Blessed is the man who does not walk in the council of the wicked, or stand in the way of sinners, or sit in the seat of mockers. (Psalm 1:1)
Who do you listen to? Not on Sunday, but on Monday, Tuesday, and the rest.
I like to listen to talk radio. I enjoy the news analysis and commentary, but I have to keep one thing in mind—these are not Christian shows. The hosts are not coming from a Christian perspective. Even though we may agree on many issues, we are fundamentally at odds.
Again I ask: who do you listen to? Are you following the teaching of the Word, or of the world? Are you seeking to imitate Jesus, or celebrities? Are you fellowshipping with Godly believers, or the lost?
The people who surround you, the communion you immerse yourself in, will have a profound impact upon your thought life. So step back today and take a look at who that is. If you need to make some changes, do so.
…and the sword of the Spirit, which is the word of God. (Ephesians 6:17b)
You know the power of words. You’ve felt it. Words can bruise, they can cut, they can crush, they can soothe, they can comfort, they can heal.
And those are just human words.
The word of God is infinitely more powerful. It goes far beyond emotional impact; it reaches deep into the spiritual realms. So it shouldn’t be surprising that the Word is our primary weapon against the enemy. After all, what did Jesus use to defend himself from Satan’s temptations? Did he blast Satan to powder? No.
But wouldn’t that have been cool?
Jesus used Scripture to defeat his enemy. Why? Perhaps because that is a weapon we can use as well. You probably can’t command the powers of Heaven and Earth the way the Son of God can—in fact, I’m pretty sure of it—but you can use Scripture. Maybe you don’t have the advantage of having written it, but you can still read it, and learn it, and memorize it, and use it to back your enemy off when he attacks.
How good is your sword arm? How much drill have you put in this week?
When I was a kid, you didn’t have to wear a helmet. Bicycle, motorcycle, pogo stick—you were free to ride with the wind in your hair and the bugs in your teeth. It was wild and free and deadly.
To ride without a helmet is to ask for brain damage.
Paul speaks of the helmet of salvation. He’s talking about the knowledge of who you are in Christ, and the price that has been paid for you. That knowledge can protect you in the heat of battle. You see, that enemy of yours likes to mess with your head. He likes to get into your thought life and plant false ideas about who you are and what your value is. He’ll tell you that you’re not good enough, not strong enough, not worthy of a life in Christ.

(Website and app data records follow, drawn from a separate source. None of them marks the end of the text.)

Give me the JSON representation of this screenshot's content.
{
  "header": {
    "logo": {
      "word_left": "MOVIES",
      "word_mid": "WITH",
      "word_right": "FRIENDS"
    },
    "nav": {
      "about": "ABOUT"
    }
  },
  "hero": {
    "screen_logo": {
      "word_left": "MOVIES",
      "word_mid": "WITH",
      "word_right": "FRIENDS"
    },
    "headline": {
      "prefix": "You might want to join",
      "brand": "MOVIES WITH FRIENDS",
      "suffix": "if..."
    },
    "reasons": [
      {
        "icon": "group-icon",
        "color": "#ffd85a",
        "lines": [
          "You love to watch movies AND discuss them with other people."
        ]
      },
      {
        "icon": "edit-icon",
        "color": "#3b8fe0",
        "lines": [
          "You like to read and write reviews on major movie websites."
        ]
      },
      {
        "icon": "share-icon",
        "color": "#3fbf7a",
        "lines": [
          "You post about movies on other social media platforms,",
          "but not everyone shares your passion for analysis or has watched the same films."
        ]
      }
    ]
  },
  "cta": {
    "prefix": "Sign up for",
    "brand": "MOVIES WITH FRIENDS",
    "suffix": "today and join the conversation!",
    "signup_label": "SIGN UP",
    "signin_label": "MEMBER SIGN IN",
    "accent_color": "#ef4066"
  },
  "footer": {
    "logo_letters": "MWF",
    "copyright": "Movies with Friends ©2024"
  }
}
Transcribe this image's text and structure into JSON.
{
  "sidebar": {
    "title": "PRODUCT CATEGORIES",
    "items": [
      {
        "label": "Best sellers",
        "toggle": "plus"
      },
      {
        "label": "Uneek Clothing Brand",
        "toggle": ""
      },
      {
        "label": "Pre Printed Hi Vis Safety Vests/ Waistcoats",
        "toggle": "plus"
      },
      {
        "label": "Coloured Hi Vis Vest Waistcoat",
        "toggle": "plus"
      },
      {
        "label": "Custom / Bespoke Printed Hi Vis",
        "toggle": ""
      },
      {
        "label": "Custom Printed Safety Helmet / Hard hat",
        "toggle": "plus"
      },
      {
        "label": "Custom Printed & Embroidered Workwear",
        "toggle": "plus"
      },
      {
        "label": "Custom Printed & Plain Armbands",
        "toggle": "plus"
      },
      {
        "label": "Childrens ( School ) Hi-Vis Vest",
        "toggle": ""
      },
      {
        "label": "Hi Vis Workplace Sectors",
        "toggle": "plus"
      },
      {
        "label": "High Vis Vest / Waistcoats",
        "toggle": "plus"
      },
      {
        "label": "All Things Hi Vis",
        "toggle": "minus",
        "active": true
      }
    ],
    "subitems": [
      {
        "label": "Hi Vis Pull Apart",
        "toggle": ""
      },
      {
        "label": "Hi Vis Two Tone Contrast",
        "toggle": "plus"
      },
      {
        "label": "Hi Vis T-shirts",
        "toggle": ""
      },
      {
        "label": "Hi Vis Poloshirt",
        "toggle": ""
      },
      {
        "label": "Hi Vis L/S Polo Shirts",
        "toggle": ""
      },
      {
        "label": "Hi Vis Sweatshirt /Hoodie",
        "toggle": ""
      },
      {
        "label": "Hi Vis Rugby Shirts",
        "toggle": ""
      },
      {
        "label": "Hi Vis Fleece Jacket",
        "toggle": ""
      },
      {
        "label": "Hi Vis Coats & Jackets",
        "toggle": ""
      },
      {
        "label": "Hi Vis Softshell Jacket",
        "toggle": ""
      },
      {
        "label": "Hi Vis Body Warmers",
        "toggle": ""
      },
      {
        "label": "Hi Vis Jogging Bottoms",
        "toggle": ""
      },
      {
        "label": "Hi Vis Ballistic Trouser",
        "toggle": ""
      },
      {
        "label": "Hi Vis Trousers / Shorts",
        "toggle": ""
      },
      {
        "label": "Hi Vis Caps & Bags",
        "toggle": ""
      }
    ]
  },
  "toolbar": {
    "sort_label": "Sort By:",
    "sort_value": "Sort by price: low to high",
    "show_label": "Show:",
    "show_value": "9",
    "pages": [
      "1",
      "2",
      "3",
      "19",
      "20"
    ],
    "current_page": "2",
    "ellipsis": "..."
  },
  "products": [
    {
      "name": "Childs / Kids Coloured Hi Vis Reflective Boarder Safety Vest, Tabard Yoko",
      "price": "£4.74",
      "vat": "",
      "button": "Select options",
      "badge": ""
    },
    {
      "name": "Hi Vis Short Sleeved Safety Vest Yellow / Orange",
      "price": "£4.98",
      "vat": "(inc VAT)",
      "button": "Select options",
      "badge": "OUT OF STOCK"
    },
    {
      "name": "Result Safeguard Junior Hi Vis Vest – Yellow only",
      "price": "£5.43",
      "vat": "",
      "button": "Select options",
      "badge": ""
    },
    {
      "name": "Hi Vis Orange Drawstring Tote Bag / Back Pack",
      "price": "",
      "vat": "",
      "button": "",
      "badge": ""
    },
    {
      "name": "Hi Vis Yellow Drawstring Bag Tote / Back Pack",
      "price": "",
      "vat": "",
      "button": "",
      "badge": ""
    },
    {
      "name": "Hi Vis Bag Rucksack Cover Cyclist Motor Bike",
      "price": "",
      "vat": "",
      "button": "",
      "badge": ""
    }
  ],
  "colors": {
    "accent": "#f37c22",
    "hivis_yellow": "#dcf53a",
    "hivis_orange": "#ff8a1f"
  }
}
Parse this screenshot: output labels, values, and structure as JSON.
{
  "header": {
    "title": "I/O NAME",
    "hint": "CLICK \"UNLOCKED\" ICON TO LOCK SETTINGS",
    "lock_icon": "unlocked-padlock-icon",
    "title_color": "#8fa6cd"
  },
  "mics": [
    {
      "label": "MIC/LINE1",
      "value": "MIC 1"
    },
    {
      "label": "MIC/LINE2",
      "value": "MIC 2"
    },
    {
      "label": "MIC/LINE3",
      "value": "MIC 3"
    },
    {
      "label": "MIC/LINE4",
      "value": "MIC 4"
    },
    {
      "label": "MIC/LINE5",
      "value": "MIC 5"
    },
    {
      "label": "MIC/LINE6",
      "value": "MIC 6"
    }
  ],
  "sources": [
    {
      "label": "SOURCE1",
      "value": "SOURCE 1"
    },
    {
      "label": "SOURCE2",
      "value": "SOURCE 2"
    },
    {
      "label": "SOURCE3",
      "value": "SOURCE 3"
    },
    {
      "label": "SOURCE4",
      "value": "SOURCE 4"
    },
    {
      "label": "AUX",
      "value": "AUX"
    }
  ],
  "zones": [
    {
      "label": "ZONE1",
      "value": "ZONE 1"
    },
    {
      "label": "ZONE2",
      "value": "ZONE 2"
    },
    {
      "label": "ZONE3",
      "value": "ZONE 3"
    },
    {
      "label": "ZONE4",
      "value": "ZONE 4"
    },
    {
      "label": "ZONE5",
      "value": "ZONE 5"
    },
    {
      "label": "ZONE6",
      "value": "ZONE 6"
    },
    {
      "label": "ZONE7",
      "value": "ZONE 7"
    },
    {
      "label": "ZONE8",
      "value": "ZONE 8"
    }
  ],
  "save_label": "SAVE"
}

All of which is true.
The helmet doesn’t block those ideas, but it filters them through the knowledge of your salvation. You can answer, “You aren’t worthy,” with, “Of course not…but Jesus is.” You can answer, “Look at all you owe,” with, “Look at what He paid.”
To walk this world without the helmet is to ask for soul damage.
Strap it on, cinch it tight, and go face your Thursday.
In addition to all this, take up the shield of faith, with which you can extinguish all the flaming arrows of the evil one. (Ephesians 6:16)
I don’t want to be struck with a flaming arrow.
No, not even one.
So I will trust in the Lord, placing my faith completely in him. I will lean not on my own understanding, but will do as he asks to the best of my abilities—even when what he asks doesn’t make sense to my little brain. I will soak the shield of my faith in the water of his word, and I will listen to the thunk and sizzle of the arrows that he stops for me.
…and with your feet fitted with the readiness that comes from the gospel of peace. (Ephesians 6:15c).
You know how you get when you’re on your feet all day. Tired, sore, cranky—if you don’t have decent shoes, it’s even worse.
Huh, this sounds more like a commercial than a devotion.
A soldier’s gear was designed to protect him while he was on his feet. If he fell, that soldier became vulnerable and ineffective. On the battlefield, a sharp stone, a tangle of debris, even a random arrow could spell disaster.
God wants you in the battle today. He doesn’t want the stones, the debris, the random shots of life to take you down and make you ineffective. God’s truth—the peace in your heart bought by Christ—protects your foundation. It is not only the firm ground upon which you stand, it is the protection you need to keep you standing.
…with the breastplate of righteousness in place, (Eph. 6:14b)
The breastplate is essential protective gear. Cops wear a Kevlar vest. Baseball catchers wear a chest protector. Even Batman has anatomically correct upper body armor. Why is it so important to protect the chest?
Because your heart is there.
In a very literal sense, you can’t live without your heart—so eat right and get plenty of exercise. In the metaphoric sense, the heart is the center of our being, the part of us that makes us…us. As you go out into a sinful, broken, fallen world, how do you protect this essential part of your being?
The righteousness of Christ. The right relationship with God that is yours through Christ, and which gives you a right understanding of who you are and how much you are loved. This, and this alone, will protect your heart from the blows of this twisted world.
Remember, I’m not talking about your own righteousness…the place with God you might think you’ve earned by your good behavior. Count on that to protect your heart, and you might as well try to stop an arrow with a wet paper towel.
How can this mighty piece of armor fit your spindly little self?
Stand firm, then, with the belt of truth buckled around your waist… (Ephesians 6:14a)
If it isn’t true…
If God didn’t send his only begotten son to Earth…if Jesus didn’t die for our sins…if he didn’t rise from the grave…if he’s not seated at the right hand of the Father making intercession for you and me…
Then it’s all a fake.
My faith is a joke. My salvation is a sham. My righteousness is totally pointless. The peace I have with God is nothing but a delusion. Nothing that I do matters, because in the end I am nothing.
If it isn’t true.
But it is.
All of it.
And when I buckle that truth around me, my faith becomes a shield, my salvation a helmet, my righteousness the guardian of my heart, peace with God the shoes that help me stand.
As you head into your weekend, know this: It’s true.
Therefore put on the full armor of God, so that when the day of evil comes, you may be able to stand your ground, and after you have done everything, to stand. (Ephesians 6:13)
Words that intrigue me in this verse of Scripture:
Full Half measures won’t suffice. You have to put on all the armor; if you leave a vulnerable spot, your enemy will find it and use it to hurt you. He is far more experienced at this sort of thing than you are.
When As in, “When the day of evil comes.” Don’t think in terms of “if.” If you live in Southern California, the big earthquake will happen. If you’re on the East Coast, the hurricane will happen. If you live on this planet, Evil will come for you. Don’t pretend…prepare.
Stand Not leap. Not fly. Not dance. Stand. The day of evil will leave you bloody but not broken, drained but not destroyed. When the tempest recedes, if you stand in Christ, you will stand.